Temperatures drop into the thirties overnight, leaving a thin coating of frost on the deck of Cutter Loose at daybreak. The morning sun makes short work of eliminating the skating rink as we sail downwind along the Pasquatank River. The river is wide and shallow with tree-lined banks that protect us from the full force of the northerly winds.
At 11 AM, we leave the relative protection of the Pasquatank and enter the wide open waters of Albemarle Sound. Although the crossing is only 12 miles, the Sound is notorious for short, steep waves. But today, the wind is blowing a steady 14 knots from the north and our downwind sail in 2 to 3 foot waves is uneventful.
At 1 PM, we enter the Alligator River. At this point, the Dismal Swamp Route comes to an end and re-joins the primary flow of ICW traffic traveling south through the Virginia Cut. Similar to the Pasquatank, the Alligator River is wide with a well-marked channel along its centerline. Cutter Loose continues to sail dead downwind under headsail alone.
Twenty miles from its mouth, the Alligator River bends sharply to the east and narrows considerably. After this turn, there are a few small pockets of deep water alongside the ICW channel that are protected from northerly winds by a scraggy wooded area and marshland. We decide to call it a day and drop the hook in the company of about 20 other cruising boats.

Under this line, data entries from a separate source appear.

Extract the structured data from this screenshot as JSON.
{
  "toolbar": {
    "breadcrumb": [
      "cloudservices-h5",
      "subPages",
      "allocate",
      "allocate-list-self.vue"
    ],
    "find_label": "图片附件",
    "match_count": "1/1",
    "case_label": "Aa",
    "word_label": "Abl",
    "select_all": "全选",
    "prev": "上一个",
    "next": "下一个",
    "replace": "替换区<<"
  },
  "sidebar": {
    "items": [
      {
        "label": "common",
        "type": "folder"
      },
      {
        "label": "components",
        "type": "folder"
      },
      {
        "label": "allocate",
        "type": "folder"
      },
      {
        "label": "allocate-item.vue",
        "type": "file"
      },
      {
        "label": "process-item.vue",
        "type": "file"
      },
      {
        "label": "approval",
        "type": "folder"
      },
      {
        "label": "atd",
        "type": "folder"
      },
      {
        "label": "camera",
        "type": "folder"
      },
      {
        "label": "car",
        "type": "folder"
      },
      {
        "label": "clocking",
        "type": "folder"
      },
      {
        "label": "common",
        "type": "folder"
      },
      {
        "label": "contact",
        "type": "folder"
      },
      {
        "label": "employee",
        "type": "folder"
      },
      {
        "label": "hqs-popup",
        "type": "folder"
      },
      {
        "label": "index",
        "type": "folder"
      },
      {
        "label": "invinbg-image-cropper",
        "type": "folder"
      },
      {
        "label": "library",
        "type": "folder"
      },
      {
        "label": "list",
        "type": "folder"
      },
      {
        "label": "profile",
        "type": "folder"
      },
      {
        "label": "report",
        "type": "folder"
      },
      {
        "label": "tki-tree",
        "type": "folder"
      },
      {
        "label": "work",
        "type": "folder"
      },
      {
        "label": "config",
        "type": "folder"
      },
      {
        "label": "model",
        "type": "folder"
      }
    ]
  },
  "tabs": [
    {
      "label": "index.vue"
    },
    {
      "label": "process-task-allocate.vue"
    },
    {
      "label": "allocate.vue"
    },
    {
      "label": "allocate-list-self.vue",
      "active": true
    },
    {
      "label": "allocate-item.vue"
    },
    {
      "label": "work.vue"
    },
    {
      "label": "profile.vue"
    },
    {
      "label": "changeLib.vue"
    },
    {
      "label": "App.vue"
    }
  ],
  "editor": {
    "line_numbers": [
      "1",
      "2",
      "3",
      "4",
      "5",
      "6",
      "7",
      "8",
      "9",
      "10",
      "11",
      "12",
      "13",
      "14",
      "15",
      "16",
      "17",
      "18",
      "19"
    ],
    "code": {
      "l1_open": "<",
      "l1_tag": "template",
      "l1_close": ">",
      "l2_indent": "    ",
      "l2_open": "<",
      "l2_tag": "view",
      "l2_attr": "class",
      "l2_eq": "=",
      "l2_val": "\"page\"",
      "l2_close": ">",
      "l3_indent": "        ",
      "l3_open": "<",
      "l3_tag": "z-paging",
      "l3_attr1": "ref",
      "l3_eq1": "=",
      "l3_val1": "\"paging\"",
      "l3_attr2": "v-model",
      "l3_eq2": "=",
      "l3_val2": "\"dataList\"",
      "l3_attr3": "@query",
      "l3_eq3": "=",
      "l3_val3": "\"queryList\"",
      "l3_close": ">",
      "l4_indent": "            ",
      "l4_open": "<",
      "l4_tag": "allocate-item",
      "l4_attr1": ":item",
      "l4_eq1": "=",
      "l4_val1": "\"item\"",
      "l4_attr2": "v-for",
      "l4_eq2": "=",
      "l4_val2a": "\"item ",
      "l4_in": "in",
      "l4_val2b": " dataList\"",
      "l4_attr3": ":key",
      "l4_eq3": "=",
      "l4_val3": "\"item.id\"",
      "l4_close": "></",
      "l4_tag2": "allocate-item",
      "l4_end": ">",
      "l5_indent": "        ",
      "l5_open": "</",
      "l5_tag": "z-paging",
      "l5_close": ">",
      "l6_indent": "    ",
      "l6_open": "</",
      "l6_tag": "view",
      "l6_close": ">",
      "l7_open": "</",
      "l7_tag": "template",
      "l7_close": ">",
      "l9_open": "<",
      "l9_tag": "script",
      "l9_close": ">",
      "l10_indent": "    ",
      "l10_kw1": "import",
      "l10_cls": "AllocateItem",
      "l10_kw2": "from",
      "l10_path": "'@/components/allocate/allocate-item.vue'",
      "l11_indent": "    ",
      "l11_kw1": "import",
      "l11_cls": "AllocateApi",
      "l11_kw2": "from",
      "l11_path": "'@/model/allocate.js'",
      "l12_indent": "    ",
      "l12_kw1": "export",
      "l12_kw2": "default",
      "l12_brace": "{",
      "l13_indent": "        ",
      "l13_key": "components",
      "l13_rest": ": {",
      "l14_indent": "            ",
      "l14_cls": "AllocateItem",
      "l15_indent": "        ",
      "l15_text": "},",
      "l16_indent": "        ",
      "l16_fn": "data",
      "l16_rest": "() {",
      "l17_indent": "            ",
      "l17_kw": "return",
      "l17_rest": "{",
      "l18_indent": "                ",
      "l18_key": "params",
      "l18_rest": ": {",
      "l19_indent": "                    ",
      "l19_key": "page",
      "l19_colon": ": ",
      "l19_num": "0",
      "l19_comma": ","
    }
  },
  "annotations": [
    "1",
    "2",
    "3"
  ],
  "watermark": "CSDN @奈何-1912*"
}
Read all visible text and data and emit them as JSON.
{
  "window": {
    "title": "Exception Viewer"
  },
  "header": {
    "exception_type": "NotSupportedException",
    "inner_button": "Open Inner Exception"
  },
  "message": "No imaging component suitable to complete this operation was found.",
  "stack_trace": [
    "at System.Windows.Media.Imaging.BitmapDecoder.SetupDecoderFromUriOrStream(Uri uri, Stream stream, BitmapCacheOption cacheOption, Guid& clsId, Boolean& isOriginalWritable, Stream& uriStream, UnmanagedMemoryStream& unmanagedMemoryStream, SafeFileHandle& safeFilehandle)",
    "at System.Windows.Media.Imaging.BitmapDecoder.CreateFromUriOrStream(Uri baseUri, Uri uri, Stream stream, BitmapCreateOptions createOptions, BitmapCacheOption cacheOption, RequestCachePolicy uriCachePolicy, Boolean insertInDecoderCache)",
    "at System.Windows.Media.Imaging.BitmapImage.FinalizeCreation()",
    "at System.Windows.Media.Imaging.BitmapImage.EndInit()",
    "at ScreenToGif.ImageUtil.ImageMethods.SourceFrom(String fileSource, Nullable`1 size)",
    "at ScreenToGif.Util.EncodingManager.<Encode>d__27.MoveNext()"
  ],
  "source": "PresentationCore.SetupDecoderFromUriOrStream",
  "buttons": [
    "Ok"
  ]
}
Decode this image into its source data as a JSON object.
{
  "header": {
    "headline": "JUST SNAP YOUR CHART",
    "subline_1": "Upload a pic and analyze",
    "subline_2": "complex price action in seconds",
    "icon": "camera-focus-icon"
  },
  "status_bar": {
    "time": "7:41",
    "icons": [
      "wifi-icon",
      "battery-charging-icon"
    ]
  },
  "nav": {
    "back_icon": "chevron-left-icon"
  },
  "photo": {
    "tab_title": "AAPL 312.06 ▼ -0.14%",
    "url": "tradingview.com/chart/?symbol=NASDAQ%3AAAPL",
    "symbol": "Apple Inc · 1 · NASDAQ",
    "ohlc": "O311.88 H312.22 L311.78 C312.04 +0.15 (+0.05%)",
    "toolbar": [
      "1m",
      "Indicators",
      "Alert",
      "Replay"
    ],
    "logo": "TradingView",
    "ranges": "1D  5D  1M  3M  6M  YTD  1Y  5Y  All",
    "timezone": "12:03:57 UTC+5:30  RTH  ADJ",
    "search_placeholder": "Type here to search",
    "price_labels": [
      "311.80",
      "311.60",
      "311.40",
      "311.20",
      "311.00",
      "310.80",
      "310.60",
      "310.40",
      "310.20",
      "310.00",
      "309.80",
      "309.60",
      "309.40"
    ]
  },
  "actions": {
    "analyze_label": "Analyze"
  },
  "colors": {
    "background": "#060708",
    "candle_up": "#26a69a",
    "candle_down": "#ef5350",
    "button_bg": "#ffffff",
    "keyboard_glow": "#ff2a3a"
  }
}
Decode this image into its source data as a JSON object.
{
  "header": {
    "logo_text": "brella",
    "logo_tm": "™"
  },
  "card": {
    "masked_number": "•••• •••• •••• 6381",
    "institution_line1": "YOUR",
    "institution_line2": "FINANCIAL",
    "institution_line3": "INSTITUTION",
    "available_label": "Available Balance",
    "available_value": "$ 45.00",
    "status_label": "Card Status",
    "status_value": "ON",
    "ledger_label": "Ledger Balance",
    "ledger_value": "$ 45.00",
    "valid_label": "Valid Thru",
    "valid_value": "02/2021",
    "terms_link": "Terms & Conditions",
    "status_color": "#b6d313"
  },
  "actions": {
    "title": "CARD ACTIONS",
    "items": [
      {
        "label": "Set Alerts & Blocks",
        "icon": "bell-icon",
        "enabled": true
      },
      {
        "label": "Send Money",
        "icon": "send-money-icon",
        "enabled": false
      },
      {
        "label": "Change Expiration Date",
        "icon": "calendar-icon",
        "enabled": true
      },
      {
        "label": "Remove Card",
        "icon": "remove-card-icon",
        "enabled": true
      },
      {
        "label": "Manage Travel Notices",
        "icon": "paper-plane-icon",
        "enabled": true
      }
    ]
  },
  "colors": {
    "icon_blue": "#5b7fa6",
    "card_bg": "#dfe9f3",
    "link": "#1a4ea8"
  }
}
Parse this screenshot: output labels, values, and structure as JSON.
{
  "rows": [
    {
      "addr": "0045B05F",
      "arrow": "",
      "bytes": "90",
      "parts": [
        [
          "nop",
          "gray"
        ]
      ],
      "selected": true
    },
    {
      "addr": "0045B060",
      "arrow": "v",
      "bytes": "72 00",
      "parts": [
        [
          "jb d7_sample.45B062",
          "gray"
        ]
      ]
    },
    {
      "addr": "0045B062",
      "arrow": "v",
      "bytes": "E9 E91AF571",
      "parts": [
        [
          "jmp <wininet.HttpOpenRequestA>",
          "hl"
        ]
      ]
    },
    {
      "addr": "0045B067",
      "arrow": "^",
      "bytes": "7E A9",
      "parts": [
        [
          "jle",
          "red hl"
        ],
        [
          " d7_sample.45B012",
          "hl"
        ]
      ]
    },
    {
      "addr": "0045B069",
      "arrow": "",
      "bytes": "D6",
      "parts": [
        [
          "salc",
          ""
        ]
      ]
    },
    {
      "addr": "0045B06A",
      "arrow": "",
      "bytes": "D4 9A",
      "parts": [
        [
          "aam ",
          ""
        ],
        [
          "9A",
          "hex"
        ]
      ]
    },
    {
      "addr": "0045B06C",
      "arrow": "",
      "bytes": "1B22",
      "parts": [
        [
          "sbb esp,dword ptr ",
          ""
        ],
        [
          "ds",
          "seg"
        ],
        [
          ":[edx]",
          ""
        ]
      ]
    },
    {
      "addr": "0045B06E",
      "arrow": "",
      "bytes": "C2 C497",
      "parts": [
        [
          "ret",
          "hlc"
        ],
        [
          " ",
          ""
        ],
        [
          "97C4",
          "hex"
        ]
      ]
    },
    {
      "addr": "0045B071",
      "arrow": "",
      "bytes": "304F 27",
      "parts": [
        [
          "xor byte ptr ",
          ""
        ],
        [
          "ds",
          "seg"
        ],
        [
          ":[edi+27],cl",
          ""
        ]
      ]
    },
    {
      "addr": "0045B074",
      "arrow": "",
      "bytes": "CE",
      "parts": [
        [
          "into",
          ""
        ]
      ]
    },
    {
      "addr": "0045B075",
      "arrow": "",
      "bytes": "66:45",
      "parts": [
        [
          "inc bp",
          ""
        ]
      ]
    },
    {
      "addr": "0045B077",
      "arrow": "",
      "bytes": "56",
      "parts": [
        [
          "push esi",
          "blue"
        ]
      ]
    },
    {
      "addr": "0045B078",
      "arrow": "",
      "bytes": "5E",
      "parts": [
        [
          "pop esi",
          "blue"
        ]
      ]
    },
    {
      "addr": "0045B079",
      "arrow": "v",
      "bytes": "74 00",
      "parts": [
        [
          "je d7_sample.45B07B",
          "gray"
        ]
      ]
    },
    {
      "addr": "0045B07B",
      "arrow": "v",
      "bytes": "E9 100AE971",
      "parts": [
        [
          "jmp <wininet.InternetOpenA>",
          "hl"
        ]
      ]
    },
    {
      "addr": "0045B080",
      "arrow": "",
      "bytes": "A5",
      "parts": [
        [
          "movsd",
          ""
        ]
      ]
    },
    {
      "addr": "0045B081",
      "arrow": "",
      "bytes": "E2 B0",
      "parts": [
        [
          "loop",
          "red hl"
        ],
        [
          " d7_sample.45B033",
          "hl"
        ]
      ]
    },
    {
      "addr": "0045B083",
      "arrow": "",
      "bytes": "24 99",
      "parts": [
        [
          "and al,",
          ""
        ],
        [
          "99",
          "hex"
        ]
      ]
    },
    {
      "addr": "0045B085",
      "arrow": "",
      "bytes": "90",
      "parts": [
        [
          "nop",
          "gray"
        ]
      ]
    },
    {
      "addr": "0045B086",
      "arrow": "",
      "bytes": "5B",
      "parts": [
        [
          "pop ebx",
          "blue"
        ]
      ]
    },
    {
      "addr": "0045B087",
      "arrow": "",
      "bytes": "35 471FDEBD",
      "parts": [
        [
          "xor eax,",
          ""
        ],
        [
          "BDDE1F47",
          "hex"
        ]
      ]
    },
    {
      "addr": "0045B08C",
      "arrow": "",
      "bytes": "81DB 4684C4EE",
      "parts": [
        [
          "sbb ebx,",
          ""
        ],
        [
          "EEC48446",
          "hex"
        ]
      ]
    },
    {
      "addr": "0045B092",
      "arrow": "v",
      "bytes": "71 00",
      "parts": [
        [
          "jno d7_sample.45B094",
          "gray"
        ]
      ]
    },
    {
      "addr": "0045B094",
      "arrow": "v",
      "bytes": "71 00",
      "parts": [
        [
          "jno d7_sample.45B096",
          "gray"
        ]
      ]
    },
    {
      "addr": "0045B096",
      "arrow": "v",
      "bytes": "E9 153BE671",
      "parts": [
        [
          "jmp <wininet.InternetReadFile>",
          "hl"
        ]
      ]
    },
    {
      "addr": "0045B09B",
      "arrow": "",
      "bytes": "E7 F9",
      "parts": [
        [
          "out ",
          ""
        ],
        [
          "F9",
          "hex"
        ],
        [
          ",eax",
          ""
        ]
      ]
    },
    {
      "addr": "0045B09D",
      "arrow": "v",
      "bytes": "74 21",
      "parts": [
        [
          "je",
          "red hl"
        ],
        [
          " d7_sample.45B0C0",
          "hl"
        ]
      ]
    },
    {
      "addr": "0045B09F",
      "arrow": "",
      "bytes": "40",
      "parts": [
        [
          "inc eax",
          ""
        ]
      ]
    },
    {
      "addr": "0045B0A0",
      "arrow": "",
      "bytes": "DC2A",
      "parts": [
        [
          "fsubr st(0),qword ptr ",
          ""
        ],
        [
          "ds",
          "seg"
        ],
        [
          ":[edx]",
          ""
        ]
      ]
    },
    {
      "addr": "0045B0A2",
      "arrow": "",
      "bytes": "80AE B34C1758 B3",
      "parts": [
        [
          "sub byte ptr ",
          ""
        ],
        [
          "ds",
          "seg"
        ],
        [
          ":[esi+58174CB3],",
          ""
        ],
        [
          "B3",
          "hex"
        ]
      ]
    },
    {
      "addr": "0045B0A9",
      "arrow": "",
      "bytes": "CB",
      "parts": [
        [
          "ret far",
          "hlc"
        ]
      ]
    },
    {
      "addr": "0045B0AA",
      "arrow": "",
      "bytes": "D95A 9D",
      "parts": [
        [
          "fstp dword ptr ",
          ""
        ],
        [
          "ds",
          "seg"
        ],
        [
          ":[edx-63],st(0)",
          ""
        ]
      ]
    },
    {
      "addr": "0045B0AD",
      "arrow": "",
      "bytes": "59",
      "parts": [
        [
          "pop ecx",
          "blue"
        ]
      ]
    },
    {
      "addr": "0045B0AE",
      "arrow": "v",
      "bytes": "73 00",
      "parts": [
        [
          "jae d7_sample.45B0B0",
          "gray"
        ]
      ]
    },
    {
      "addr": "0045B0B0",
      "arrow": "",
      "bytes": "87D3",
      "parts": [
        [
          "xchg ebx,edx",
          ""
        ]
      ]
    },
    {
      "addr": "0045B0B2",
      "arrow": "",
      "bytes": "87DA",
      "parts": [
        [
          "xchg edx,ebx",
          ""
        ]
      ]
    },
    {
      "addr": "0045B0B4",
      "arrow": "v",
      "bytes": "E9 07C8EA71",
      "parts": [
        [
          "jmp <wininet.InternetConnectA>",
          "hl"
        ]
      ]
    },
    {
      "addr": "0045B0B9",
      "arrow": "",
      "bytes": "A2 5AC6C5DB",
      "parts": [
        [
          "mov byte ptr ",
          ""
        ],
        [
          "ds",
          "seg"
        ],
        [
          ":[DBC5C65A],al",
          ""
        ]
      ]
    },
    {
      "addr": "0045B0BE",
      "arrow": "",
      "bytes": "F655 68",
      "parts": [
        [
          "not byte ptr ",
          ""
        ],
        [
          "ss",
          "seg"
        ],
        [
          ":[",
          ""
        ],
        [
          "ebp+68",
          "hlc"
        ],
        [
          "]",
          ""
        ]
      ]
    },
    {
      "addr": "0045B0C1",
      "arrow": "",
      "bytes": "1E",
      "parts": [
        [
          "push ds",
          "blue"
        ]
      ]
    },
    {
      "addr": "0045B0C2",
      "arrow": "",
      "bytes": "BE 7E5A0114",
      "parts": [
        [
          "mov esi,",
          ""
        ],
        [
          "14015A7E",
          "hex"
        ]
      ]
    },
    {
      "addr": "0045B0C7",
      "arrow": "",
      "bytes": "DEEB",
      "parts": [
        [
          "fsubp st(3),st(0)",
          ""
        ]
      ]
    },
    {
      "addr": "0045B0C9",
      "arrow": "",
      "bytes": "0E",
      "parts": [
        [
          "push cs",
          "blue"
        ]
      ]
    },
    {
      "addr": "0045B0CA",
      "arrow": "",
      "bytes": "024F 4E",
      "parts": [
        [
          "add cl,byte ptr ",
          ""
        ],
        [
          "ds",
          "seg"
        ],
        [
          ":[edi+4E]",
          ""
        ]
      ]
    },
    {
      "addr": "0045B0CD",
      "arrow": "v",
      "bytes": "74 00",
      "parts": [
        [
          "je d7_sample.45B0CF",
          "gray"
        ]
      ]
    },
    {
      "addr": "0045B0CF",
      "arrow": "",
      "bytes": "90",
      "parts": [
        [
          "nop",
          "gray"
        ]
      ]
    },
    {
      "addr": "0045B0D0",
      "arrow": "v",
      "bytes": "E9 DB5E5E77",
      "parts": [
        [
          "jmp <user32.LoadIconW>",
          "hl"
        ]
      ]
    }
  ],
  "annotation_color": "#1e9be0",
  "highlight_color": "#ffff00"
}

This is a remote area…no Internet hotspots, no cellphone coverage and no television. But as darkness blankets the anchorage, the clear night sky stages an incredible star show. Being positioned to appreciate gorgeous sunrises and sunsets is one of the most enjoyable aspects of living on the water.